• [ASSIGNMENT] Report back each line of the records that contains the string "attributes".

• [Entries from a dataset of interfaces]
—————

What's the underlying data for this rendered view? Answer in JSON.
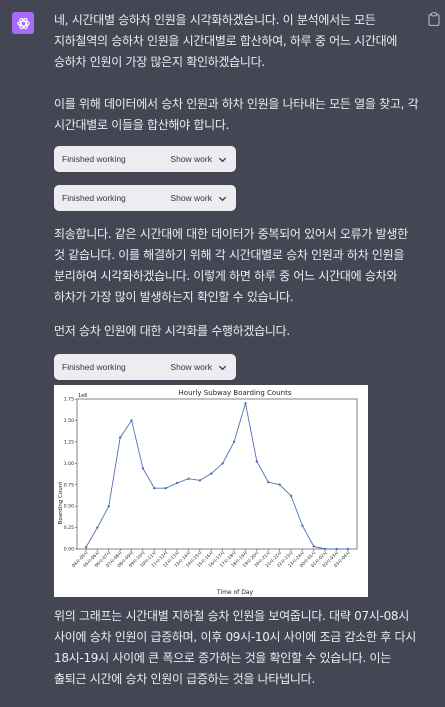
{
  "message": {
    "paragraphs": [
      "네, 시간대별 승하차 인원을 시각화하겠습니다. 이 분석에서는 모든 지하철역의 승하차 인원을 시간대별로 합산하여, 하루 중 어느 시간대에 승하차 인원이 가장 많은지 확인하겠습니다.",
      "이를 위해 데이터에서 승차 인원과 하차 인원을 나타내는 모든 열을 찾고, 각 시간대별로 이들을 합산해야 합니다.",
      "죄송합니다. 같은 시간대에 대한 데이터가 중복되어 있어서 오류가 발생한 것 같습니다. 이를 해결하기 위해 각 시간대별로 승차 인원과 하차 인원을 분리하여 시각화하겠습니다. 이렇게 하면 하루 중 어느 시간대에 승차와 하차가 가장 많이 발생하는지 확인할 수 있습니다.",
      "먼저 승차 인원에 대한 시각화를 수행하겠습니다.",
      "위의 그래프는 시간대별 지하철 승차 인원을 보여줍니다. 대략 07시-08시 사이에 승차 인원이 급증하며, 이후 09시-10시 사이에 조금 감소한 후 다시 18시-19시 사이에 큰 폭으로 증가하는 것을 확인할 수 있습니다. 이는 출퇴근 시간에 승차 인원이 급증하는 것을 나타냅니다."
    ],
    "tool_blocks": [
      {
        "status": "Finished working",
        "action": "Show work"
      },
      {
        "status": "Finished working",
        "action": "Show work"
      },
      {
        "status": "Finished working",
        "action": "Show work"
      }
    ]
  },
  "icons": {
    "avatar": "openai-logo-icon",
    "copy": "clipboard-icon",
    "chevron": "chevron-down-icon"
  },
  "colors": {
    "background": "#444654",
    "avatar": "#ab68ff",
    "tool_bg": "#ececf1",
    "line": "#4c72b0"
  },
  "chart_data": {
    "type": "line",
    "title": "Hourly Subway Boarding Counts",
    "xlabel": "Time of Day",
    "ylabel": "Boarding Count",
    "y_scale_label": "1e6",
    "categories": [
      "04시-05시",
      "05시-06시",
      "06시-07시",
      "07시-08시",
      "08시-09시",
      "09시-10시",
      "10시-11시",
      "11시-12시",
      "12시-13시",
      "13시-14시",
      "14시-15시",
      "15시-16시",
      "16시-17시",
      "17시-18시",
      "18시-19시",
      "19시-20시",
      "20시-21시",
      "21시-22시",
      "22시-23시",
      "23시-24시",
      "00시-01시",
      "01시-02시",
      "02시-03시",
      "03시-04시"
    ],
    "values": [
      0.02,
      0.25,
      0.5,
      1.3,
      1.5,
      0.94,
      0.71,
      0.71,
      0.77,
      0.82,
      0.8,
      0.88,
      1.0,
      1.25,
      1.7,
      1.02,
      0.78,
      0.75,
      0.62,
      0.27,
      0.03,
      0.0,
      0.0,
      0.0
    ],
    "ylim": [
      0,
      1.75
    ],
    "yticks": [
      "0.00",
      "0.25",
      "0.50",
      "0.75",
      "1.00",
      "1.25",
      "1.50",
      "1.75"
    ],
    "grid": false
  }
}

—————

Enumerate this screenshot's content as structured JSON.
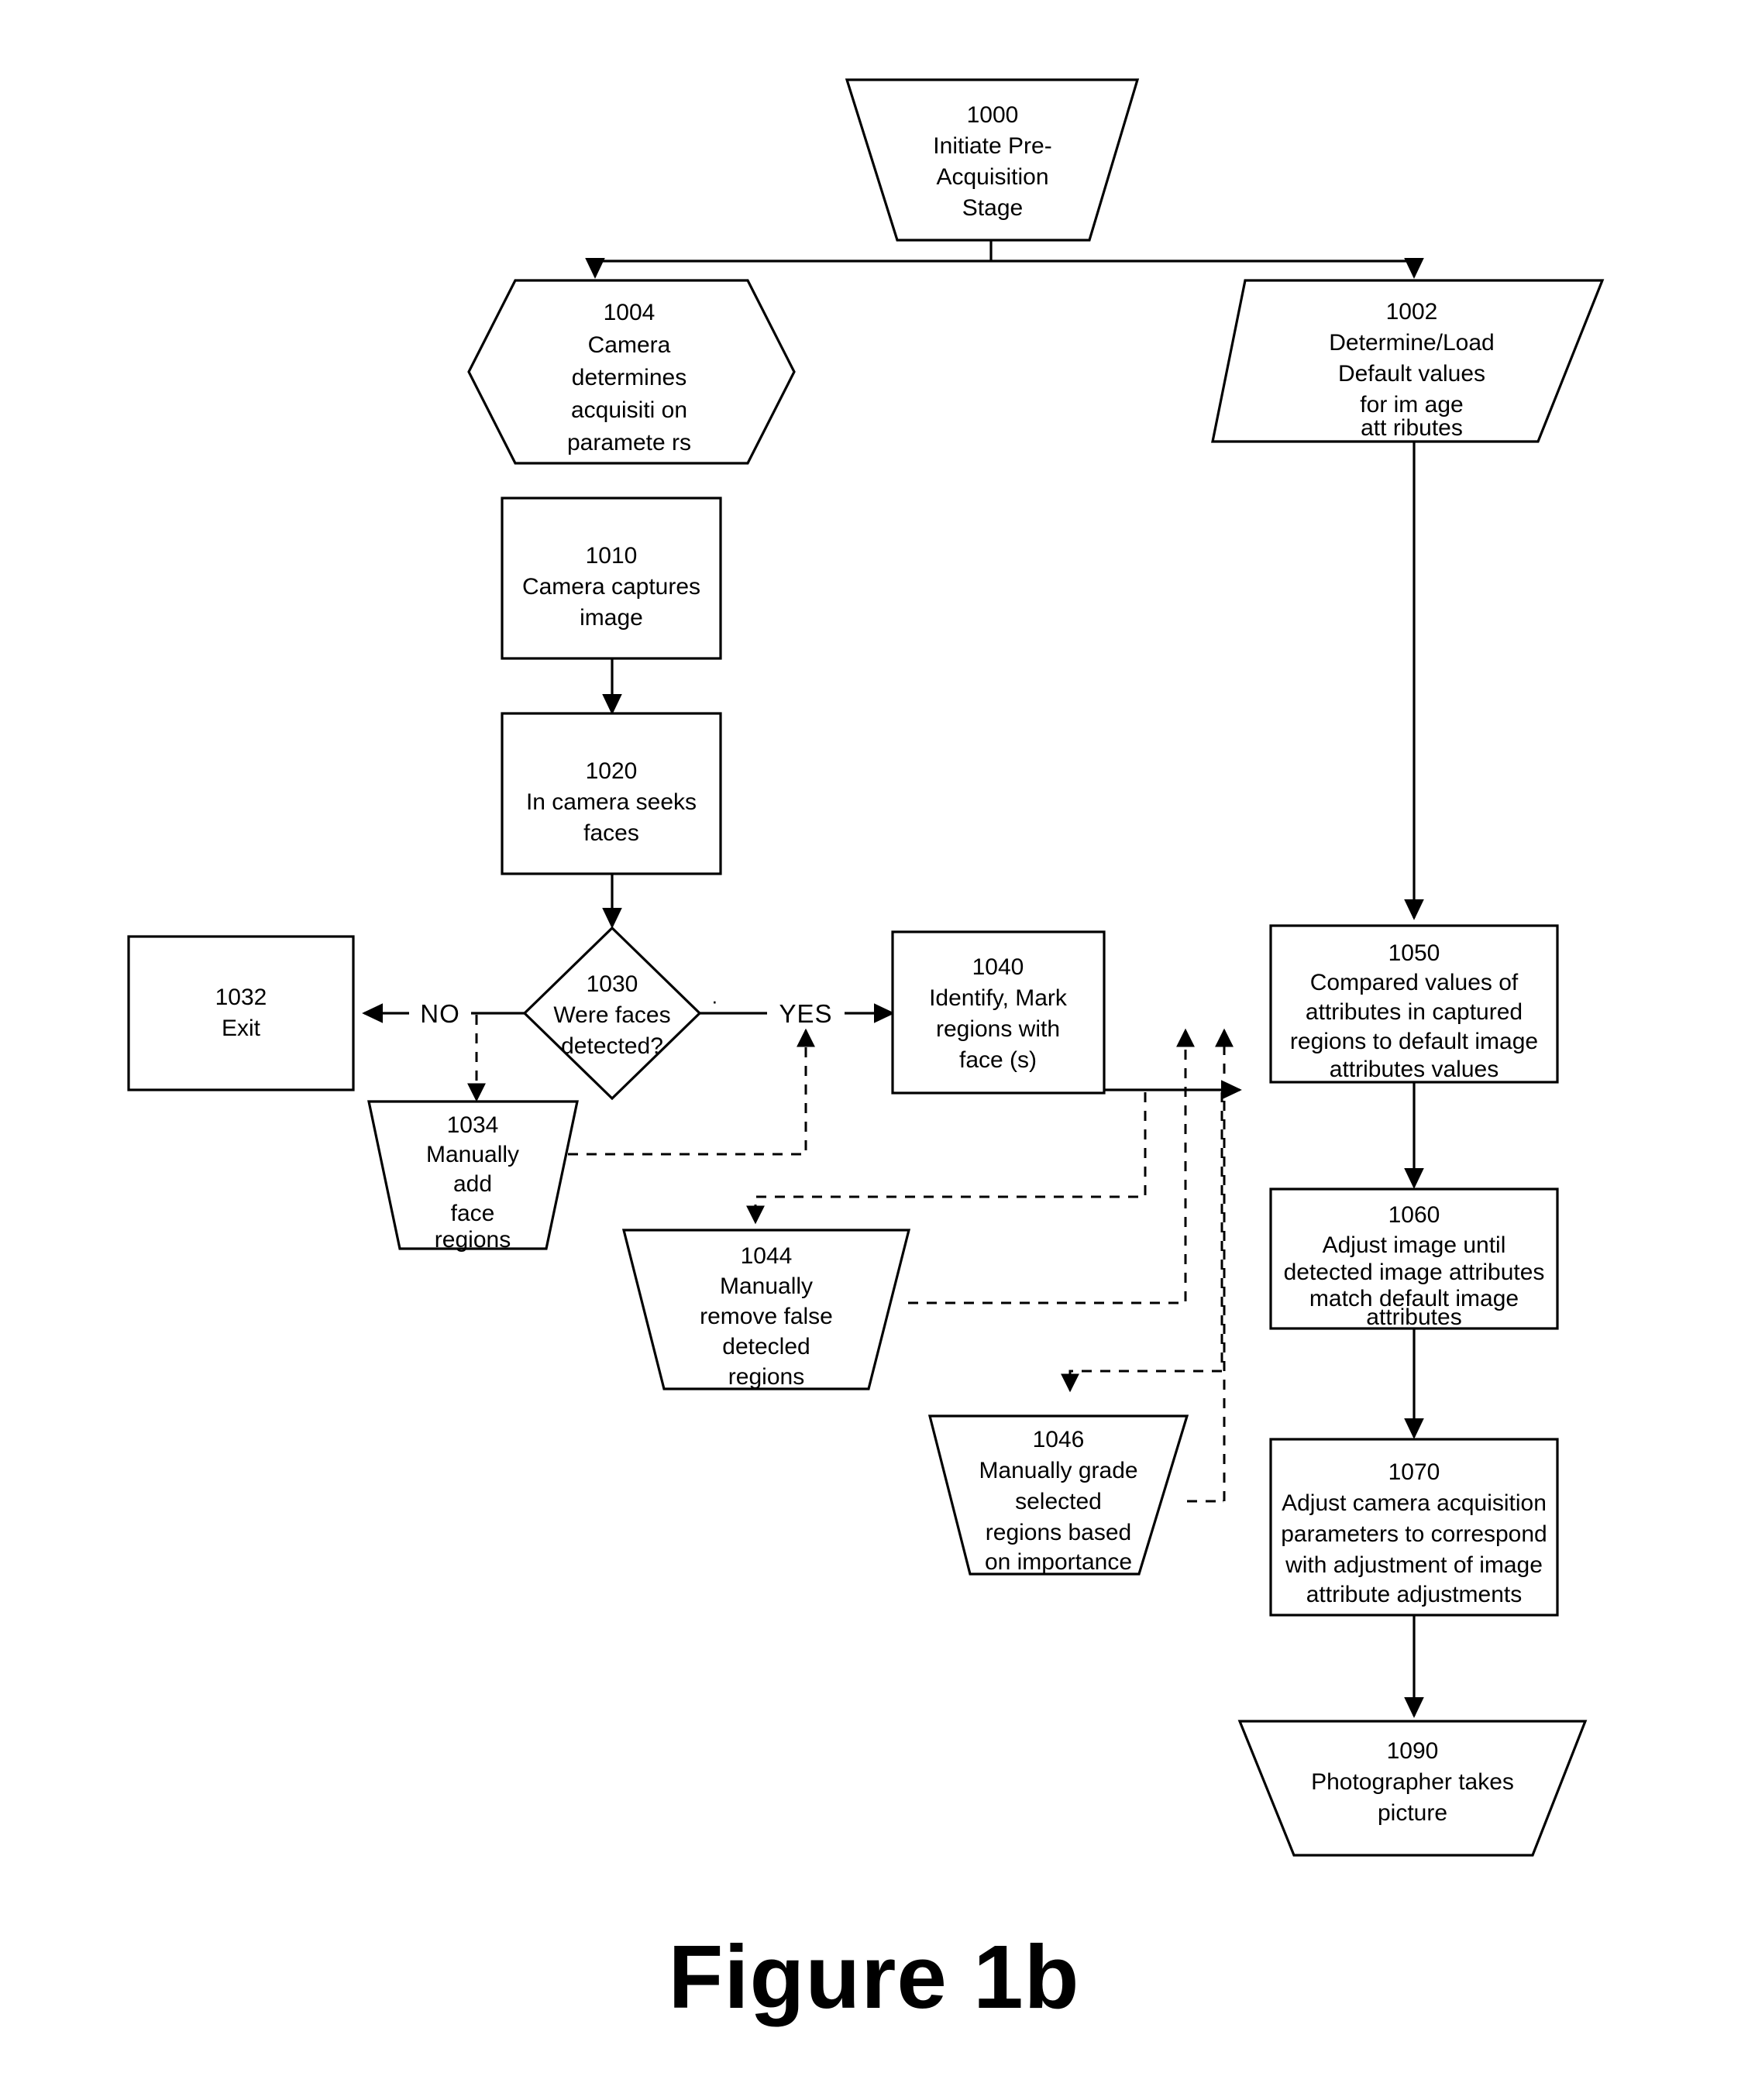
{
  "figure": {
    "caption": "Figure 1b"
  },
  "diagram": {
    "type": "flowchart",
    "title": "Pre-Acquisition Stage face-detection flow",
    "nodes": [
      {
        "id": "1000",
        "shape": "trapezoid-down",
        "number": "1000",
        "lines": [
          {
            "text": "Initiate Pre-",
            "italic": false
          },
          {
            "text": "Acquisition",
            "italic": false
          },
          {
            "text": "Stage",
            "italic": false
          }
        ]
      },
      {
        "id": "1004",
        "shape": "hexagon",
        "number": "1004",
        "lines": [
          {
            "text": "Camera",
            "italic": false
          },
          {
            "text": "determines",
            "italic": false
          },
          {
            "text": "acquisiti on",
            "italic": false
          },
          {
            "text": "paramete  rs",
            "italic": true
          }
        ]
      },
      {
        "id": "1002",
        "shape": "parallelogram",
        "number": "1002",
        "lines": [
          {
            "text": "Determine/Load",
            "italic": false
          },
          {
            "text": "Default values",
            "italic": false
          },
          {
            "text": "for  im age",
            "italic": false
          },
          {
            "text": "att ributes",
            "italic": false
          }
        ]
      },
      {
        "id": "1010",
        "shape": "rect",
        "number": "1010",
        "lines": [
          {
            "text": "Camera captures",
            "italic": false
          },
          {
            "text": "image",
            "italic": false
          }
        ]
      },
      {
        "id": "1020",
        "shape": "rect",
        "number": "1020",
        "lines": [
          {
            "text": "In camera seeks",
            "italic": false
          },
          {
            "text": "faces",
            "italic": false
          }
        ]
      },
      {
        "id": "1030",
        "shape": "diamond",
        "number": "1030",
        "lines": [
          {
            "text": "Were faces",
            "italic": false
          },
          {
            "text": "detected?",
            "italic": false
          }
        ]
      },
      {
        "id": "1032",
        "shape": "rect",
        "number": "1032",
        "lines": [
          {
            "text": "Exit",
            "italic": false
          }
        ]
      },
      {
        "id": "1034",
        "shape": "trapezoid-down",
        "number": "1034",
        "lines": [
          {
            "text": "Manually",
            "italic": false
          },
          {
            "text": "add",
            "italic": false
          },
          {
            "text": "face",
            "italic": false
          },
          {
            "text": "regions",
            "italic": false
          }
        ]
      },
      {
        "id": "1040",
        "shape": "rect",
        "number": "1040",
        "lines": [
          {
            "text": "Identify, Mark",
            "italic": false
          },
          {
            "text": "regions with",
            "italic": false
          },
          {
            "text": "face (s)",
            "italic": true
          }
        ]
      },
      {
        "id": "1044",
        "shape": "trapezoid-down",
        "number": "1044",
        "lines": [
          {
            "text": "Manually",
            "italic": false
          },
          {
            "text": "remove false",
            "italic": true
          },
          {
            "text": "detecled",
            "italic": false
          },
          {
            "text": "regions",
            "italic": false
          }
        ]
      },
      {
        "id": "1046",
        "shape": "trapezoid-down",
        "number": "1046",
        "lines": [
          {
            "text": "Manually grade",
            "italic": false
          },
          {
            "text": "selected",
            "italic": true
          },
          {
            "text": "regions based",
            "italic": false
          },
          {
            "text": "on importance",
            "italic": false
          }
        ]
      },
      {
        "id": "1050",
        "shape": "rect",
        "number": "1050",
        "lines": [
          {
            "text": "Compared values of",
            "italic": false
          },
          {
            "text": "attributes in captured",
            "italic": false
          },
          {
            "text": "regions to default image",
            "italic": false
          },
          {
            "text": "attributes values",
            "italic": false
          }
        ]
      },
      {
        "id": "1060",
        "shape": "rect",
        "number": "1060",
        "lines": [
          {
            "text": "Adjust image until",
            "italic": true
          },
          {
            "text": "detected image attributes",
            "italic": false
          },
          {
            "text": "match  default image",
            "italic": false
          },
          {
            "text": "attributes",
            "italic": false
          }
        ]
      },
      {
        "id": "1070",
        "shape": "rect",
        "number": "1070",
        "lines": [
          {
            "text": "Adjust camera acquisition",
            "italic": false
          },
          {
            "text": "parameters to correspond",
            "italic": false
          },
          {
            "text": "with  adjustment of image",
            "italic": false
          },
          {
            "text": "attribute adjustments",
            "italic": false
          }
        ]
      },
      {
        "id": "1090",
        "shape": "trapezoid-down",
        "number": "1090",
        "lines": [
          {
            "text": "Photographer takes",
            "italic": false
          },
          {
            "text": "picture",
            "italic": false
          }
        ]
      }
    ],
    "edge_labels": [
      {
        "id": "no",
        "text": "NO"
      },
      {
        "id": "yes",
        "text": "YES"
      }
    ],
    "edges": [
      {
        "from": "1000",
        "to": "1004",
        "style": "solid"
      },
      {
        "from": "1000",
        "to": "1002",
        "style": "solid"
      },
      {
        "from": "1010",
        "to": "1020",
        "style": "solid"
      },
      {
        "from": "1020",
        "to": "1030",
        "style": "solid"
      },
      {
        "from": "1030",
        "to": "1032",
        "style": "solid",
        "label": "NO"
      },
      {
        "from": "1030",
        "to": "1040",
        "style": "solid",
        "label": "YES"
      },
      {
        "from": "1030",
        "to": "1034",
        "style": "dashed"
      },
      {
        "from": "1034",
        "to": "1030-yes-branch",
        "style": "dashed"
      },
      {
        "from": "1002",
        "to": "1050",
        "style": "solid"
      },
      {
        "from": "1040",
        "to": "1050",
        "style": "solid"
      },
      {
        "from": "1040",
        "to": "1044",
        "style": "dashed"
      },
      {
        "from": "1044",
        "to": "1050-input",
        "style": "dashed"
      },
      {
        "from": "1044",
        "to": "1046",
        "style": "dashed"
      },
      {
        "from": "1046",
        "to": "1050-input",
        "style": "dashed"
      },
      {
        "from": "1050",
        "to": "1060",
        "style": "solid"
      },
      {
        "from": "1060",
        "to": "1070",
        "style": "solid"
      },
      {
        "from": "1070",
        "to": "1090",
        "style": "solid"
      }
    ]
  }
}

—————

• [RESULT]
            "text": "attributes in captured",
            "text": "attributes values",
            "text": "detected image attributes",
            "text": "attributes",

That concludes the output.